  • Did you know that wind turbines are so quiet that most people who oppose them have never actually been close to one. Those people who live near turbines will tell you that when it’s windy you hear the wind, NOT the turbines!
  • Did you know that research has shown that each wind turbine is responsible for killing ~1 bird/year… yes ONLY ONE! Thousands of times more are are killed by the pollution generated by fossil fuel electric plants, pet cats, glass windows, and cars.
  • Did you know that there are school districts and communities that are erecting wind turbines and selling the electricity… and it drives their taxes WAY DOWN!
  • I want wind and solar electricity!

Bring our soldiers home, let the Middle East fight amongst themselves and keep their darn oil.
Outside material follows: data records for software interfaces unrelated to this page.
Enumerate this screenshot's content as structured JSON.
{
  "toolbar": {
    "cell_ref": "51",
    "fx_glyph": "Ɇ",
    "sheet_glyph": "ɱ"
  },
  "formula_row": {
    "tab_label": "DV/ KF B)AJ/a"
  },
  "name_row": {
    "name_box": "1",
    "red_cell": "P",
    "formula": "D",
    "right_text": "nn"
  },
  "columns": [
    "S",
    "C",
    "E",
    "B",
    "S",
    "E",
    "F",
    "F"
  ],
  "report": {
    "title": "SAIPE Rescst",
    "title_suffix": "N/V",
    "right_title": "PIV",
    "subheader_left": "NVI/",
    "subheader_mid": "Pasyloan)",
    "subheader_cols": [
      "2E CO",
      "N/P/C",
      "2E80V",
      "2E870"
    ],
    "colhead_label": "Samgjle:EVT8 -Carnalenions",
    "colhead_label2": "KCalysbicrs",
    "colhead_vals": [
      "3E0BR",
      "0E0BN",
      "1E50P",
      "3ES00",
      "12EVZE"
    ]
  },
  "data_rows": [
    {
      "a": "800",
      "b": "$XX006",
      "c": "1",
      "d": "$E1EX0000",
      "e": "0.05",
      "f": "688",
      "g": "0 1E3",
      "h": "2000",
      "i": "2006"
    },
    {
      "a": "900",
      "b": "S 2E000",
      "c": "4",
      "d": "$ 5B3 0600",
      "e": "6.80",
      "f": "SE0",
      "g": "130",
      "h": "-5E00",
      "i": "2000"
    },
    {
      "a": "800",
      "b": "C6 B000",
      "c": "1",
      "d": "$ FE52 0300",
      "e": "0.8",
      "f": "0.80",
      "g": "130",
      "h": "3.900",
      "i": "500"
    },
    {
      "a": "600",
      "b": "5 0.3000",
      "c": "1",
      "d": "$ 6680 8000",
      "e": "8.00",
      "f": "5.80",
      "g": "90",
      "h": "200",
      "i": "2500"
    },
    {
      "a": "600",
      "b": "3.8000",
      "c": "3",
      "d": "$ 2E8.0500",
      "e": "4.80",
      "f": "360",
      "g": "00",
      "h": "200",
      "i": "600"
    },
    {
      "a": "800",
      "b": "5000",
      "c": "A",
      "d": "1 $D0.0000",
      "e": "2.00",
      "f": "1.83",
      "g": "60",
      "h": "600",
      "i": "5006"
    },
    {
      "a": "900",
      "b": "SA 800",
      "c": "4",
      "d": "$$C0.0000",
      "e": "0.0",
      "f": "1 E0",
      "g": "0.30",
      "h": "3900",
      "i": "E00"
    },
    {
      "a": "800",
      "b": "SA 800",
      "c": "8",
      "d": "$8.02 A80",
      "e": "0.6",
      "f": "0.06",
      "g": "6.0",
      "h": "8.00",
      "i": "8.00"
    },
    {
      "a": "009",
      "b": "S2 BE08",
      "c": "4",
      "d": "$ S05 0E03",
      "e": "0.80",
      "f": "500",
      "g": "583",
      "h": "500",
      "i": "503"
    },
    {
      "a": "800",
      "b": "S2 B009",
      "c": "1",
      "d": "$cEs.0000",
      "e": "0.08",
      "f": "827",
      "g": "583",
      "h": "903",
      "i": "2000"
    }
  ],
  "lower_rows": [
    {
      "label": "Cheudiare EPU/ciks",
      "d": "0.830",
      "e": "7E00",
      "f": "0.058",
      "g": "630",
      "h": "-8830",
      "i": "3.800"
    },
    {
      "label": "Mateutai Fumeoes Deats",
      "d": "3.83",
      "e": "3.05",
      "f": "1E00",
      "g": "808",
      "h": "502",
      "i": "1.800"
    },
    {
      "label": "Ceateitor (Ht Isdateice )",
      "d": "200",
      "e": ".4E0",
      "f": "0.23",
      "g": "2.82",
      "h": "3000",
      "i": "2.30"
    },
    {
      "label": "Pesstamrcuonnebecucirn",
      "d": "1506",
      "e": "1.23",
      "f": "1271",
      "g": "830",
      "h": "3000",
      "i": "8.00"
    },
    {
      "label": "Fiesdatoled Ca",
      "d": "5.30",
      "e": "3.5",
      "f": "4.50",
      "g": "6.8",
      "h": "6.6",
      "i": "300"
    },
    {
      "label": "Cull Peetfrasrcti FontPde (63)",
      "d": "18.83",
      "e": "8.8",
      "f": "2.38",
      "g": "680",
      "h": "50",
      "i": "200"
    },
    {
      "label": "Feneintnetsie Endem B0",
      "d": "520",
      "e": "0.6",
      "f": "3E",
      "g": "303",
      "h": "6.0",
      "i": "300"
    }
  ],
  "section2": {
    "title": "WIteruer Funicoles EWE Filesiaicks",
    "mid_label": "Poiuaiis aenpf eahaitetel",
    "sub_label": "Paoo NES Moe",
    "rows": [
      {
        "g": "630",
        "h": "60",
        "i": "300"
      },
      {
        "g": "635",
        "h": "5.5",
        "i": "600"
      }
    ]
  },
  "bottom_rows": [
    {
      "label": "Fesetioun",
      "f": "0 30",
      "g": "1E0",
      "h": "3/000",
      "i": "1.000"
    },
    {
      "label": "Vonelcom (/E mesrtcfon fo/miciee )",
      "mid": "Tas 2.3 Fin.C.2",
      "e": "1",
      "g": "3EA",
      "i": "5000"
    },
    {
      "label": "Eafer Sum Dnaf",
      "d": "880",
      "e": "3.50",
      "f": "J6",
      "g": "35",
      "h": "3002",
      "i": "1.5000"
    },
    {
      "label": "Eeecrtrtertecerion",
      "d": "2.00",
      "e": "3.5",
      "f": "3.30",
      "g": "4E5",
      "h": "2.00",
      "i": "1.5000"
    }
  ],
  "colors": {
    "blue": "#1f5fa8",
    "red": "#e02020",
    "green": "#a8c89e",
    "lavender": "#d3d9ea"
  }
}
PS Last year I switched my electrical supply to ‘Community Wind’. My rates went up slightly, but by installing CFL my usage dropped so much that my bill went way down (so much so that the electric company sent someone to check my meter because they thought it was broken!).


#16

“Corn is optimal, because it is much easier to pull ethanol from corn sugars than any other crop.”

I think that sugarcane is optimal, but it can’t be grown in much of the USA. Corn has very low crop density and only the kernels are useful for ethanol production. Sugarcane has a much higher crop density and more of the plant can be used to extract sugar for distillation. That’s why Brazil has successfully converted to ethanol. Corn is actually a really lousy crop for ethanol production.


#17

“I was a little curious about that-- are there any real geothermal operations in the US?”

There are a few, not to many. Here’s a paper from a few years ago that lists them:


#18

There are break throughs happening all the time-you just aren’t hearing about them much. Just a couple weeks ago, there was a break through development at Augsburg College in Minneapolis concerning the production of biodiesel. Cut the water use down to next to nothing, etc. Not familiar with the technical details, but about $4 mil has been found to build an initial plant to produce it using the new process. The same will happen with ethanol regardless of the nay sayers. Same thing will happen with the fuel cell and battery technologies, but it will take some time to find the right combinations of a practical, cost effective solution, with an infra structure nation-wide. Incidentally, the percentage of food cost that the farmer gets is about 2% of what you pay at the store. Fuel and distribution costs throughout are what are drivbing many of the costs up, not corn costs.


#19

Also, it will take hours to charge the batteries, as opposed to minutes to fill your tank with gasoline…

On hybrid cars the batteries are charged by applying the brakes.


#20

Settle down slick…go breath into a paper bag